With a digital delivery, we are not confined to North America as we were with print. We expect to see the discussions take on a global perspective. There are several benefits of the digital platform and a key attribute is reader engagement. For example, if you agree or disagree with my opinions in my blog, or any other article on Food Safety Tech, then share them in the comments section.
You can find us (and friend us) on Facebook and Twitter, where I’ll be tweeting Food Safety Tech eNewsletters and content.
We encourage you to become an active member of the Food Safety Tech community. If you are so inclined to write and would like to contribute an article, please contact us through the links at the bottom on the page.
In order to continue to receive content for Food Safety Tech, please click on this link and become a member of the Food Safety Tech community.
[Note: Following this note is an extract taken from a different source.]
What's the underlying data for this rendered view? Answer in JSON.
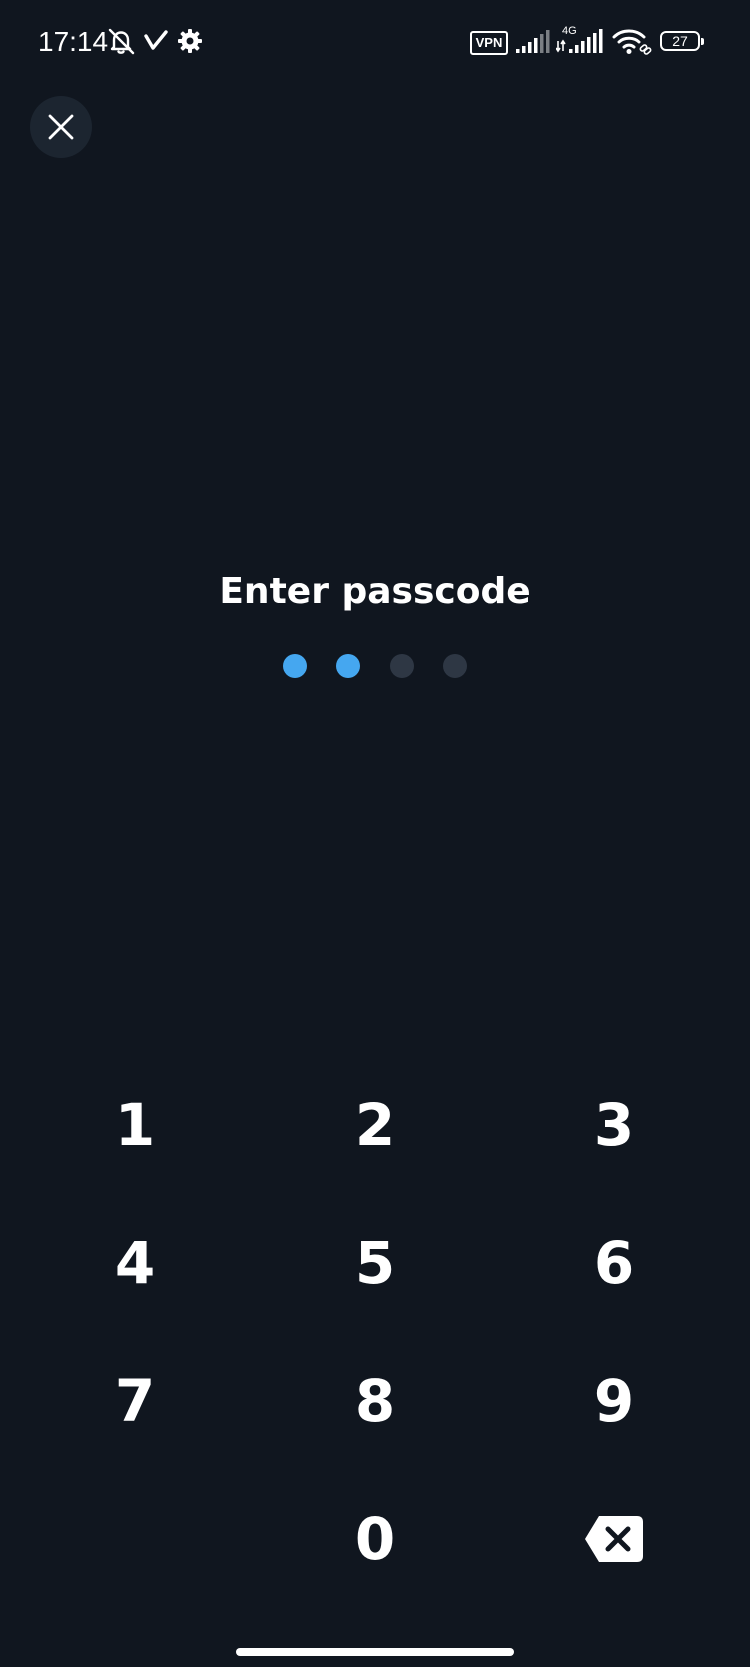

Forward to friends as well!
Lastly, Food Safety Tech is more than an eMagazine. We are developing educational webinars as well as conferences. Look for announcements in the next several weeks about our first conference on Supply Chain Vulnerabilities in the Food Industry.
Thank you for the time and attention. I’m looking forward to the next leg of the journey (with no finish line) and hope that our efforts educate and entertain you along the way. By doing so, Food Safety Tech can fulfill it’s mission to contribute to a safer, better and more sustainable global food supply.
All the best!